We got to the summit and could finally see to the northeast. The top was like a knife that ran from northwest to southeast. It dropped off down to a snowfield to the east. As we were taking in the sights, we saw a team of climbers roped up approaching the summit from Jackson Peak. We talked to them as they approached. They were with the National Outdoor Leadership School (NOLS). I seem to remember a summit register and thinking we were one of the first people to summit that summer. I guess we beat those guys by just a few minutes. It was impressive to watch them go across that glacier.
We looked around and tried to milk it for all it was worth. Off in the distance, you could see the faint glimmer of the Tetons out past Gannett Peak, the highest peak in Wyoming. I always feel the same way at the summit. You want to SEE. Somehow wring more out of the experience at that moment. Finally, we decided that was enough and headed down. We scooped up our tent and descended down to Island Lake that we passed the day before and camped.
The next day, we took a different route back to our starting point. We headed over something called Lester Pass to the Cook Lakes area. It was a nice last view of the peaks and we got some good fishing for trout on our last night. By this time, my ankle was starting to kill me. I have some fancy-pants boots called Limmers that I got when I was 14. (I still have them.) But I never walked this many days in a row in them. The upper part of the boot was pressing on the tendon around my ankle. I’d be fine and then there’d be a twang that felt like a lightning strike in my leg. As long as nothing touched my ankle it was fine. But that wasn’t going to work while walking in my boots. I broke into the first aid kit I had and Vitamin M (Motrin) helped for short periods. This second-to-last day and the last day to the truck, I was whimpering like a whipped puppy. Sorry you had to see that, Deets.
Anyway, we made it back to my truck. I wanted to preserve that summit image in my mind, so I bought a photo at a store in Pinedale. It was a 360 degree panorama taken at the summit. Still hangs on the wall in my house. Then we ran up to Jackson Hole. I bought a mountain biking T-shirt that I still have. When I had my last F-16 flight at Hill Air Force Base in Utah, I thought it was the last time I’d ever fly a Viper. I was leaving the service to go fly angry people around in aluminum tubes in the civilian world. I’d fly the F-16 again after 9/11, but at the time, I thought it was the end. I flew that thing right up to the Wind Rivers and right past Fremont Peak from north to south up Titcomb Basin. This hike, meant a lot to me, I guess.

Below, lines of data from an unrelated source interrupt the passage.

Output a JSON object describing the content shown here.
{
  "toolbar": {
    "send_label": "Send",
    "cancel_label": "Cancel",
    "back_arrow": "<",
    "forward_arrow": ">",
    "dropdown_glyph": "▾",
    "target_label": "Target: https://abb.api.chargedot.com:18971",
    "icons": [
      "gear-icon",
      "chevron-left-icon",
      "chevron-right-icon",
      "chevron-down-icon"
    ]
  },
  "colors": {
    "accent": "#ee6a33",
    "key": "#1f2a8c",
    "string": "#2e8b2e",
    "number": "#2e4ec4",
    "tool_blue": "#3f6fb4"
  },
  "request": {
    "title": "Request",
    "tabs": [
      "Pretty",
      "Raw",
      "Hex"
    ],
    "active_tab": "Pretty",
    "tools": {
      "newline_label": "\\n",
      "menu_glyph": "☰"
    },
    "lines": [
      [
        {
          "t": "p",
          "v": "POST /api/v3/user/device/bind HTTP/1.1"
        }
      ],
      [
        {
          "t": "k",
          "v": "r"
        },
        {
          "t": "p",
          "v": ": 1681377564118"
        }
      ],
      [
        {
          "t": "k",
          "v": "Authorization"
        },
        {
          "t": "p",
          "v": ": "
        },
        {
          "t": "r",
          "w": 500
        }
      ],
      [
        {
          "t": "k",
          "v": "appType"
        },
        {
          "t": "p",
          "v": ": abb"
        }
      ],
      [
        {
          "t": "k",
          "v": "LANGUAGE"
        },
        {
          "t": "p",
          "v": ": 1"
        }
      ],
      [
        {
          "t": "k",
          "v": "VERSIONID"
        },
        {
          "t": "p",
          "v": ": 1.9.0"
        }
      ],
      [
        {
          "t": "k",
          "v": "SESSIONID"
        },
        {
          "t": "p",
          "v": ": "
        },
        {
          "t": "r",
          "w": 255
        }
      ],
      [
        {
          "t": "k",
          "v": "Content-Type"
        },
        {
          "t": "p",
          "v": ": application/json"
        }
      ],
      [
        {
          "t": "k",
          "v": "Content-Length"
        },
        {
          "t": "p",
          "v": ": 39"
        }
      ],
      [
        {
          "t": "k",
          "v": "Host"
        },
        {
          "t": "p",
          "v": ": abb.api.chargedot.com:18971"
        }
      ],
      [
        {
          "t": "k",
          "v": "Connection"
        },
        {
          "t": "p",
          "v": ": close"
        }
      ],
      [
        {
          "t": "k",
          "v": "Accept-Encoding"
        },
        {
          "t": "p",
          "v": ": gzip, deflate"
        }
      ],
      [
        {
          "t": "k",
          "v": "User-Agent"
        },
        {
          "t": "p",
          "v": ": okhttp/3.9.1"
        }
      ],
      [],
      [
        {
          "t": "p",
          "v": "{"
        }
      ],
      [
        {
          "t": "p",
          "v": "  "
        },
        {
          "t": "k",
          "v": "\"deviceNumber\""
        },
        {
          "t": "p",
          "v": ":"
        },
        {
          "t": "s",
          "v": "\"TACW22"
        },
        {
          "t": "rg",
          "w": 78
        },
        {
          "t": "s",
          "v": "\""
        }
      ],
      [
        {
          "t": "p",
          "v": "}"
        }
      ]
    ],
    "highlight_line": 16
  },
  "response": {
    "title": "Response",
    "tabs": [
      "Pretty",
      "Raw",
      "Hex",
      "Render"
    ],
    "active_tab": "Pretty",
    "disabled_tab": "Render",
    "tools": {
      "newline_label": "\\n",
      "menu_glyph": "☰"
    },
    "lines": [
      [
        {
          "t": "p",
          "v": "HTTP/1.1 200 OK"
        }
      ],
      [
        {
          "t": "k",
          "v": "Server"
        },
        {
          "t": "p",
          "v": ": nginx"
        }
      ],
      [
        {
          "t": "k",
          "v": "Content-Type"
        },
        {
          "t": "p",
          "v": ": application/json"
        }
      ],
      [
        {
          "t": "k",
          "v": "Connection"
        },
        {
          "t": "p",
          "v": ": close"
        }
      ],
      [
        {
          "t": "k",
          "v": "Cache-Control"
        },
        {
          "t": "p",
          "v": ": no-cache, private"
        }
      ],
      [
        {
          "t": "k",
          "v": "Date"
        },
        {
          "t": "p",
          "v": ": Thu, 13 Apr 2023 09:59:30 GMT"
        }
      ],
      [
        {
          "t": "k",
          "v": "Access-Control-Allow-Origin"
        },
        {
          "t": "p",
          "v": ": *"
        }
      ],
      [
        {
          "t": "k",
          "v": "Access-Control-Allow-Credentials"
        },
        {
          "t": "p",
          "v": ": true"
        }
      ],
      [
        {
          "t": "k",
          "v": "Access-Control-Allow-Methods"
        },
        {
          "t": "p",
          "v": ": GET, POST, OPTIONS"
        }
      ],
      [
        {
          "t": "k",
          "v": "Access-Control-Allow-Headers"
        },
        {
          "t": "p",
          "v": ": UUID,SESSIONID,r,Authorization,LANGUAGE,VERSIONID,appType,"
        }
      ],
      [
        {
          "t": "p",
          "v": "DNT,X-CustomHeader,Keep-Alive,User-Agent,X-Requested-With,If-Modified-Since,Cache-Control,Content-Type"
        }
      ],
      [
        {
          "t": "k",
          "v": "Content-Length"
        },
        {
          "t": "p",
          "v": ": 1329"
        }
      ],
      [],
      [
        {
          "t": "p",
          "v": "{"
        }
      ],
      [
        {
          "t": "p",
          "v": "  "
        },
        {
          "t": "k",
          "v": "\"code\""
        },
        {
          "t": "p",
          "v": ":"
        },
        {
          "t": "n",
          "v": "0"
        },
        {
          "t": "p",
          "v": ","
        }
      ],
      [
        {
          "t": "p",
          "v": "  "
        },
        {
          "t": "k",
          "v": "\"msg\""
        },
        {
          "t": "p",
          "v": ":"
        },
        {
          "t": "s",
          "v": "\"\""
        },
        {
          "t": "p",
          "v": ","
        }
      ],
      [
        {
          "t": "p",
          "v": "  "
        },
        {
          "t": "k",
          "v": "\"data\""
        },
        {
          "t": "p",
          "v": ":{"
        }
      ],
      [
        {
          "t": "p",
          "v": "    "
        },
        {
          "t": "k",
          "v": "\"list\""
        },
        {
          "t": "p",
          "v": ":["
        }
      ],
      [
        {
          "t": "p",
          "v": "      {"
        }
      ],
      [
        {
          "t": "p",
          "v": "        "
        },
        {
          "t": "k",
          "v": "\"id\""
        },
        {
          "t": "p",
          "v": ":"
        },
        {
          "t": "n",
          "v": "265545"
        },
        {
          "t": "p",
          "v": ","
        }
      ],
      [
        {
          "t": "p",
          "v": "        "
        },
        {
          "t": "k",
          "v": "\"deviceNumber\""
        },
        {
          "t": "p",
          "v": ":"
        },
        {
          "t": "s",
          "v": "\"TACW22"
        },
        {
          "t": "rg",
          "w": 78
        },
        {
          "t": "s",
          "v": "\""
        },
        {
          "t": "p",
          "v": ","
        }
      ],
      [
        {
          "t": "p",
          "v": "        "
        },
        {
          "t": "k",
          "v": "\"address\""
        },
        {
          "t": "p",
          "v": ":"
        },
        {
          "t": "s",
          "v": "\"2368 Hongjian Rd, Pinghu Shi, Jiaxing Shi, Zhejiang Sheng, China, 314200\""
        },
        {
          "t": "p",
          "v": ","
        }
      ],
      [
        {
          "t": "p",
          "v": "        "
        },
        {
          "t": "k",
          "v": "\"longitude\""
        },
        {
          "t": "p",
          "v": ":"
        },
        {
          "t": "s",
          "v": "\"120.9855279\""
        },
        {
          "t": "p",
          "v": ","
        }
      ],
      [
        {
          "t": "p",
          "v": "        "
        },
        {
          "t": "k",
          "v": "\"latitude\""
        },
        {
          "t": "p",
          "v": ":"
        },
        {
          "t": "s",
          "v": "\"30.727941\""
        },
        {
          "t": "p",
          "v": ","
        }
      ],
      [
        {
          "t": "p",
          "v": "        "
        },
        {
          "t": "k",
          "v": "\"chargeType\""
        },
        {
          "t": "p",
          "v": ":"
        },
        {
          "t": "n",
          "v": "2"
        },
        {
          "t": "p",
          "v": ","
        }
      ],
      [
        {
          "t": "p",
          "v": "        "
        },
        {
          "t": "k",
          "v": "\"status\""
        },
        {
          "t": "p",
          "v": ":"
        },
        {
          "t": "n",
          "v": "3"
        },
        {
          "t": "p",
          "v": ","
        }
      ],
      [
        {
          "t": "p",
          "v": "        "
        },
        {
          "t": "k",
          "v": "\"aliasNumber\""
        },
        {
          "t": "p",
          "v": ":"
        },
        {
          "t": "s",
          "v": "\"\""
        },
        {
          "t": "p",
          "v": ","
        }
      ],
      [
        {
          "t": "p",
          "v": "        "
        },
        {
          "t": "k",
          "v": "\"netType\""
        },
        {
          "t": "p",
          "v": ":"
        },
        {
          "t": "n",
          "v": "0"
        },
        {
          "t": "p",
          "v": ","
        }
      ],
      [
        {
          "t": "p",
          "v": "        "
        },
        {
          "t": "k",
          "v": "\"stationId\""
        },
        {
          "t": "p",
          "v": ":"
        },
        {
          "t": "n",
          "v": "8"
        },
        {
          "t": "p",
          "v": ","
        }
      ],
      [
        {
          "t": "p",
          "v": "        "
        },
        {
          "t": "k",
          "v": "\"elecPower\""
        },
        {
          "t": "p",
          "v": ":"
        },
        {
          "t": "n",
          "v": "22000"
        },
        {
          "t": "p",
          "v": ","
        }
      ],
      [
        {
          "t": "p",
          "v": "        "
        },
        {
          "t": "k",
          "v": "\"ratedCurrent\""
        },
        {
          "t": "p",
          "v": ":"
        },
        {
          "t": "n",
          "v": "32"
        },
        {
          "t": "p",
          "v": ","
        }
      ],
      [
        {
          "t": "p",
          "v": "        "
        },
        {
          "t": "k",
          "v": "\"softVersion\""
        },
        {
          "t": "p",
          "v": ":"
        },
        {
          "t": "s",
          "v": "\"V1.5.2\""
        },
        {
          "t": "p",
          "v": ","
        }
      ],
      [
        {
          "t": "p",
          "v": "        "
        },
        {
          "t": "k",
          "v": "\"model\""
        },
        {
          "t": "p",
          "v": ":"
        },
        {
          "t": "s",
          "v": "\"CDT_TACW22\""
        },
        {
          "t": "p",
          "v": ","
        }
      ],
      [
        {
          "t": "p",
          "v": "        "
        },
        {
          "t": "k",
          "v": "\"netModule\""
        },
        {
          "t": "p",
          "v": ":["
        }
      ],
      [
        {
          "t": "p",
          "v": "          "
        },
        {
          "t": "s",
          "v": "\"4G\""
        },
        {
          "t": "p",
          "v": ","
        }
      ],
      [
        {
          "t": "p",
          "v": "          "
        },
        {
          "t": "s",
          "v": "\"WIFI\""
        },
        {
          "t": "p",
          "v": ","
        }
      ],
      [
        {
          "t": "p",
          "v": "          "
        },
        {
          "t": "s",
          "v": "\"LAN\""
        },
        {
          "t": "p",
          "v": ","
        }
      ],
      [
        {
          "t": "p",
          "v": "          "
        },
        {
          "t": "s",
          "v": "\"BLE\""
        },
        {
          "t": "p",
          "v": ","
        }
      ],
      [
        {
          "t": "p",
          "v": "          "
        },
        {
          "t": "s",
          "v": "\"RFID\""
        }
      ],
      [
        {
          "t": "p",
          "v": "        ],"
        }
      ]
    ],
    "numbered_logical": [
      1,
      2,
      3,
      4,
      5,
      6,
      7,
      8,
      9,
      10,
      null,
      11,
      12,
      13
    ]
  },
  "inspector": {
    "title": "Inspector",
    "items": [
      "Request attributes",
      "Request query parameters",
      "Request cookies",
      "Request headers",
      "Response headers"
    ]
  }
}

Less than two weeks later, Shelley and I got married on the back porch so Uncle Sam wouldn’t assign her to a base away from me. The following year, we had a big wedding celebration, and Deets was the Best Man. Because he is that.